Acclaimed pastry chef Michelle Karr-Ueoka grew up in a household with art-loving parents and also visited the Honolulu Museum of Art regularly on school trips. Which is how she fell in love with Monet’s Water Lilies, on view in the Impressionism Gallery.
“It was one of my favorite paintings growing up. I remember always coming in and studying it,” she recalls. So it was only natural that she picked is as her inspiration for Palette, the museum’s new spring benefit being held April 6.
Along with Karr-Ueoka, the event features chefs Lee Anne Wong of Koko Head Cafe, Kevin Lee of Pai Honolulu, Robert Paik of HoMA Café, and Wade Ueoka—Michelle’s husband and partner in MW Restaurant. They were invited to wander the museum or browse a selection of images of artworks and select one on which to base a trio of dishes—two small bites and one full plated course.
Michelle selected Water Lilies for a second reason. She and Wade have a farmer-chef alliance with Tokachi Hills, the famed farm owned by Issho Kajiwara, who produces everything from beans to pigs—all served in the farm’s restaurant.

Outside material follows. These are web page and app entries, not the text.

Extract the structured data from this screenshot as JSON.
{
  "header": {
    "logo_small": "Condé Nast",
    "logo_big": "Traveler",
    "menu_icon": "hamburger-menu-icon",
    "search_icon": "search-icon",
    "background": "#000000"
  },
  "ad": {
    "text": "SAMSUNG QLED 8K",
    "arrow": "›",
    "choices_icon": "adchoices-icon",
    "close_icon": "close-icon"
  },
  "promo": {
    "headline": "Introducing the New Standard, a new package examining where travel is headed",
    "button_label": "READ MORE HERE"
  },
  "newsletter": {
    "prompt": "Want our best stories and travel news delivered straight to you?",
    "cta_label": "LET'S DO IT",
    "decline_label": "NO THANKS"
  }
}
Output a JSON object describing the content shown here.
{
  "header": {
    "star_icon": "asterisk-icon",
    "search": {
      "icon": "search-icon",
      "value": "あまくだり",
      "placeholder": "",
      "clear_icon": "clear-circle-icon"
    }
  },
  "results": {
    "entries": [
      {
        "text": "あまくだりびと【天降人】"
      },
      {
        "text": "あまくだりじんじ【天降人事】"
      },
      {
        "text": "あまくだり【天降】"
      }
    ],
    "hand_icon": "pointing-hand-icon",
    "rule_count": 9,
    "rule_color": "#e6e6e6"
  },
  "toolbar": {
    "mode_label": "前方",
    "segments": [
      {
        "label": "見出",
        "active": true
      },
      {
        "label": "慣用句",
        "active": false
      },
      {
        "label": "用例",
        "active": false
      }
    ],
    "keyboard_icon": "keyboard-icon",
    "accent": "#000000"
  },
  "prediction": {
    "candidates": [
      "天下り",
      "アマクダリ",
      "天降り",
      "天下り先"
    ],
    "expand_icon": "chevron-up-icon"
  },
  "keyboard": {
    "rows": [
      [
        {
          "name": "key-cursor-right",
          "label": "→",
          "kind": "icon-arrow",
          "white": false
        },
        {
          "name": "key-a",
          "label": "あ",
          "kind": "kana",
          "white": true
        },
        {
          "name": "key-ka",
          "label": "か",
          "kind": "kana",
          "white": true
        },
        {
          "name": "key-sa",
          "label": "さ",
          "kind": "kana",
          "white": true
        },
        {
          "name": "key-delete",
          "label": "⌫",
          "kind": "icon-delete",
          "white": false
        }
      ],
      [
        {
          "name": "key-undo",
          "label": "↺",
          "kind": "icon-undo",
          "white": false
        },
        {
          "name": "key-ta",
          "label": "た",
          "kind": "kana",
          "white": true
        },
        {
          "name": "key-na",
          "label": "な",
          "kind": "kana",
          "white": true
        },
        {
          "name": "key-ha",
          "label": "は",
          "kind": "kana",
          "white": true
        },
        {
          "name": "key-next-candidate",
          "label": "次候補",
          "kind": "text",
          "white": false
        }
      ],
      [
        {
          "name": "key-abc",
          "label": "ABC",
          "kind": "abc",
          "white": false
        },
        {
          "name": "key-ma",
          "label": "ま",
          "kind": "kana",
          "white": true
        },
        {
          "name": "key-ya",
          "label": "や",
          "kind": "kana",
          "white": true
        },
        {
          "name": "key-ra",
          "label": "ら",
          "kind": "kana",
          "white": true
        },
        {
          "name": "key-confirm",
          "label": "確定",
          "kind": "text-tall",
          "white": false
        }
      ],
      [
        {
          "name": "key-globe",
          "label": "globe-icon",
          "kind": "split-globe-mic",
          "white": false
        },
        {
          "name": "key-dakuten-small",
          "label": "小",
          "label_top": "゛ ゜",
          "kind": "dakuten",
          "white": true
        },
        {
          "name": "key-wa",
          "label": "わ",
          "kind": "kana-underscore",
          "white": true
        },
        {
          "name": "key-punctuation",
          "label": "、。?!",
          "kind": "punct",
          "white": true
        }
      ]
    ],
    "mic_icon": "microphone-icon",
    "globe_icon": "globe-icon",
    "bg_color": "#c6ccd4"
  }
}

“When we visited the farm, or as he calls it, his garden, I thought it would be a normal garden like you have at a house, but it’s pretty much a whole mountain,” says Michelle. “It’s one of the most beautiful gardens I’ve ever seen. He has an area where he grows soba for all his noodles, and he has an areas where he grows about 60 different kinds of produce, and he has apple trees, and he has a place where he raises pigs, goats and chickens.”
But one area particularly made Michelle pause. “He replicated a Monet water lily painting,” she explains. “Everything in that painting is replicated in that area of his garden. When I saw it I looked at him and said, ‘This looks like Monet’s water lilies!’ And he said, ‘Yeah, it is.’ He loves those paintings and he wanted them to be part of his garden. So when I would see the museum’s Monet again, it brought me back to childhood. But now it also brings me back to Tokachi.”
So her Platinum Table dessert, which she calls “From childhood to Tokachi, a journey of lifelong memories,” is as visually lyrical as Water Lilies, and brings together elements symbolizing her childhood (li-hing strawberries) and Tokachi Hills (kinako—roasted soy flour—from the farm). Her small bites desserts—like the strawberry matcha shortcake pictured here—do the same in an abbreviated fashion.
The only way you can get a taste of Michelle’s Monet-inspired desserts is to buy a Palette ticket or table.
See the full menu and get your tickets online.
Next week: See what Wade Ueoka picked as an artwork and the dishes it inspired.